**What is being asked**
Reproduce nothing but the lines from the one containing "What's the underlying" to the end of the records below, each exactly as written.

Items from a dataset:
----------------

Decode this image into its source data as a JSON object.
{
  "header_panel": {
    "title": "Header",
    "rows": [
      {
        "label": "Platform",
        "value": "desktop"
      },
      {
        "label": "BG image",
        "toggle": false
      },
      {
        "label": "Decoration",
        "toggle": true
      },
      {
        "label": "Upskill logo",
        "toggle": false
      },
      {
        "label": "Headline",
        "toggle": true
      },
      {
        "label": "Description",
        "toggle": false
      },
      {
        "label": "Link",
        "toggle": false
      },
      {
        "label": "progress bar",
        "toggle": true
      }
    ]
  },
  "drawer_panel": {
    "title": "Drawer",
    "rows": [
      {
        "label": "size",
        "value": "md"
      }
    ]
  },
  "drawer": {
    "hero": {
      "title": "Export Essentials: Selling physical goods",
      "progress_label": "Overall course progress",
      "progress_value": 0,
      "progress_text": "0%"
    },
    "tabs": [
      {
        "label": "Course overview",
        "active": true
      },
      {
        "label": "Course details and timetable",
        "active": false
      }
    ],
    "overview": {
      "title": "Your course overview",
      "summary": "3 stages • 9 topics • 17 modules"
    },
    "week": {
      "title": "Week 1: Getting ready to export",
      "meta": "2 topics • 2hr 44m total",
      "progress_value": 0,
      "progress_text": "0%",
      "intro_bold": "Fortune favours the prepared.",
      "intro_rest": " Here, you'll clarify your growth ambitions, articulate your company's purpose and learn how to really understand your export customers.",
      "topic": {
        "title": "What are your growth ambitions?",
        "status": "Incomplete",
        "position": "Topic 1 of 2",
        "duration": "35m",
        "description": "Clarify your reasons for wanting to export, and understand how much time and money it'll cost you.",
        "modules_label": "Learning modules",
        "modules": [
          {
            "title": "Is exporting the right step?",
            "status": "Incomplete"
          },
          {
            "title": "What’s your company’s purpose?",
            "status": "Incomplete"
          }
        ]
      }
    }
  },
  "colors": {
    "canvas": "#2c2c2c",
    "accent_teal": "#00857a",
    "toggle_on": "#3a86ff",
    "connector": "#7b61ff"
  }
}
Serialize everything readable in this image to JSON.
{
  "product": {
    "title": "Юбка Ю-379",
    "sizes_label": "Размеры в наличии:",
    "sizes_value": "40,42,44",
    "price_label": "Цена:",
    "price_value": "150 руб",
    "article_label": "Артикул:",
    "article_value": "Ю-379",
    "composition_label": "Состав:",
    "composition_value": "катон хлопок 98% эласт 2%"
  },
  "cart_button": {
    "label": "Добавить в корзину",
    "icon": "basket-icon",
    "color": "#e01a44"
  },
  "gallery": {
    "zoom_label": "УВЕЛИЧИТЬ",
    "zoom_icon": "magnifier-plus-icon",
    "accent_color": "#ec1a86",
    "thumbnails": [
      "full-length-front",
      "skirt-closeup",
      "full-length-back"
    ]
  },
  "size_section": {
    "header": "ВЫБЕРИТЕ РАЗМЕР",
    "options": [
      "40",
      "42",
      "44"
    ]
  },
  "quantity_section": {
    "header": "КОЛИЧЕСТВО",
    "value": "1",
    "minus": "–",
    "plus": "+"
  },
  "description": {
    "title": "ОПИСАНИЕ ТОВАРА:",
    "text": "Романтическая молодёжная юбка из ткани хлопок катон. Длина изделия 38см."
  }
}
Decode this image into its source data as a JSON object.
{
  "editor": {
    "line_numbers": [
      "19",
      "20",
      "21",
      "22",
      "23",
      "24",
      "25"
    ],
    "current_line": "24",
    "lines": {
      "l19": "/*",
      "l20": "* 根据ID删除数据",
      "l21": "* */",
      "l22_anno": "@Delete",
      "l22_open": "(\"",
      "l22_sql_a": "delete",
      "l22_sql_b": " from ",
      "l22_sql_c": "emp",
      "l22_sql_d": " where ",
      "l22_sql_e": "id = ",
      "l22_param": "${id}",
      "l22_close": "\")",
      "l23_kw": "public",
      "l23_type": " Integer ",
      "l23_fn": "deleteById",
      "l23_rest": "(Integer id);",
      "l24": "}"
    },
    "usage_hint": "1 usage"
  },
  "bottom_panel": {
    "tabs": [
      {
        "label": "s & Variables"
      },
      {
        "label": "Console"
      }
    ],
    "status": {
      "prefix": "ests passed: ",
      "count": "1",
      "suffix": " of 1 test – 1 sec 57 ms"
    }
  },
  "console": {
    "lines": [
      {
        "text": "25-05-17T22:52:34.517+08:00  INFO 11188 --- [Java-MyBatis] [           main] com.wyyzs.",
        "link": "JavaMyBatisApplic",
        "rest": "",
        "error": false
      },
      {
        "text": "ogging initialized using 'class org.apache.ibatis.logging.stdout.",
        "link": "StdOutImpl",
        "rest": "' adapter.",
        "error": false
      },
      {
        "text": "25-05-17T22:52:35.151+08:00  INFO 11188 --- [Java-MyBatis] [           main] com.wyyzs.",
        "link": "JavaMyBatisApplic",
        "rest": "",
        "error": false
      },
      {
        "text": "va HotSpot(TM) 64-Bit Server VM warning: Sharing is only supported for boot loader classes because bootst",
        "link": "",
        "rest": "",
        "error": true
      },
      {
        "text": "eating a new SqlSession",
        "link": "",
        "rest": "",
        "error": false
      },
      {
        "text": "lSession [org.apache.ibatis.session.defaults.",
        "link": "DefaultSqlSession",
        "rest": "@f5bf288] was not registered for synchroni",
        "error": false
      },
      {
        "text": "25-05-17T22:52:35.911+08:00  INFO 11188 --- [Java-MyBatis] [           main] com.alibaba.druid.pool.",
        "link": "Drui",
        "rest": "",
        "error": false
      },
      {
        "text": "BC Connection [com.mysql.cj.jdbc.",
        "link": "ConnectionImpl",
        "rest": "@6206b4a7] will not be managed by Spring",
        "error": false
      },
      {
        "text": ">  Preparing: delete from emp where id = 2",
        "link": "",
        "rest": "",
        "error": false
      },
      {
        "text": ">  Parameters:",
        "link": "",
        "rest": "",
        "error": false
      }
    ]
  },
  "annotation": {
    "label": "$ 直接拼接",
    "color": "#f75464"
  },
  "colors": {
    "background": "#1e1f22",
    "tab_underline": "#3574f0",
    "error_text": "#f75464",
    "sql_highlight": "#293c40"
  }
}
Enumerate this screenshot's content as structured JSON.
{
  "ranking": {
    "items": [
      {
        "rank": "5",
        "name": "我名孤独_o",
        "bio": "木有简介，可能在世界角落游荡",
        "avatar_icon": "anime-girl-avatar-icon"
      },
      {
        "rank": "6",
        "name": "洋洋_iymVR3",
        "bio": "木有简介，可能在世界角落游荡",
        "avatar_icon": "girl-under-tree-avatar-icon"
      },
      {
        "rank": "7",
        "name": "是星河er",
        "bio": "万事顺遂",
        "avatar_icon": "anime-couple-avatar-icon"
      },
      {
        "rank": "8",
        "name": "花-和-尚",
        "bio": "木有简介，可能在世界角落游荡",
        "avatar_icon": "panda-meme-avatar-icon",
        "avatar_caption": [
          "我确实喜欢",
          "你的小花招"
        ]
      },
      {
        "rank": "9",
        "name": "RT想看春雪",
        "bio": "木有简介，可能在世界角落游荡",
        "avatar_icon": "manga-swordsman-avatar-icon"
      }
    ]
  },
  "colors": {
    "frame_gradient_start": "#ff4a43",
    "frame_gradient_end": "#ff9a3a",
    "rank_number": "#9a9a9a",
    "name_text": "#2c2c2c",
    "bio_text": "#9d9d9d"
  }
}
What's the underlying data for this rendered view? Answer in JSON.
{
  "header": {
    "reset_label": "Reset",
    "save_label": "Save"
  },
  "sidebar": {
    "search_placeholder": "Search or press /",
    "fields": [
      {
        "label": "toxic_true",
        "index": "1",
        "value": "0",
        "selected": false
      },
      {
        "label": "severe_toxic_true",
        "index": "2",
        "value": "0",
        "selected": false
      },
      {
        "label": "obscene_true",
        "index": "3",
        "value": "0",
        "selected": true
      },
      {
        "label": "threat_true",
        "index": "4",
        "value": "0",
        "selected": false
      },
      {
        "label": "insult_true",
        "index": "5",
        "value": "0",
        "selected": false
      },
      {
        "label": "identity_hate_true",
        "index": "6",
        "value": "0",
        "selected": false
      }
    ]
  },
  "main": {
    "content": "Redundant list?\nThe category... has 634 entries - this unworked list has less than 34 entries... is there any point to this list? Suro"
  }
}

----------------

**Expected answer**
What's the underlying data for this rendered view? Answer in JSON.
{
  "header": {
    "reset_label": "Reset",
    "save_label": "Save"
  },
  "sidebar": {
    "search_placeholder": "Search or press /",
    "fields": [
      {
        "label": "toxic_true",
        "index": "1",
        "value": "0",
        "selected": false
      },
      {
        "label": "severe_toxic_true",
        "index": "2",
        "value": "0",
        "selected": false
      },
      {
        "label": "obscene_true",
        "index": "3",
        "value": "0",
        "selected": true
      },
      {
        "label": "threat_true",
        "index": "4",
        "value": "0",
        "selected": false
      },
      {
        "label": "insult_true",
        "index": "5",
        "value": "0",
        "selected": false
      },
      {
        "label": "identity_hate_true",
        "index": "6",
        "value": "0",
        "selected": false
      }
    ]
  },
  "main": {
    "content": "Redundant list?\nThe category... has 634 entries - this unworked list has less than 34 entries... is there any point to this list? Suro"
  }
}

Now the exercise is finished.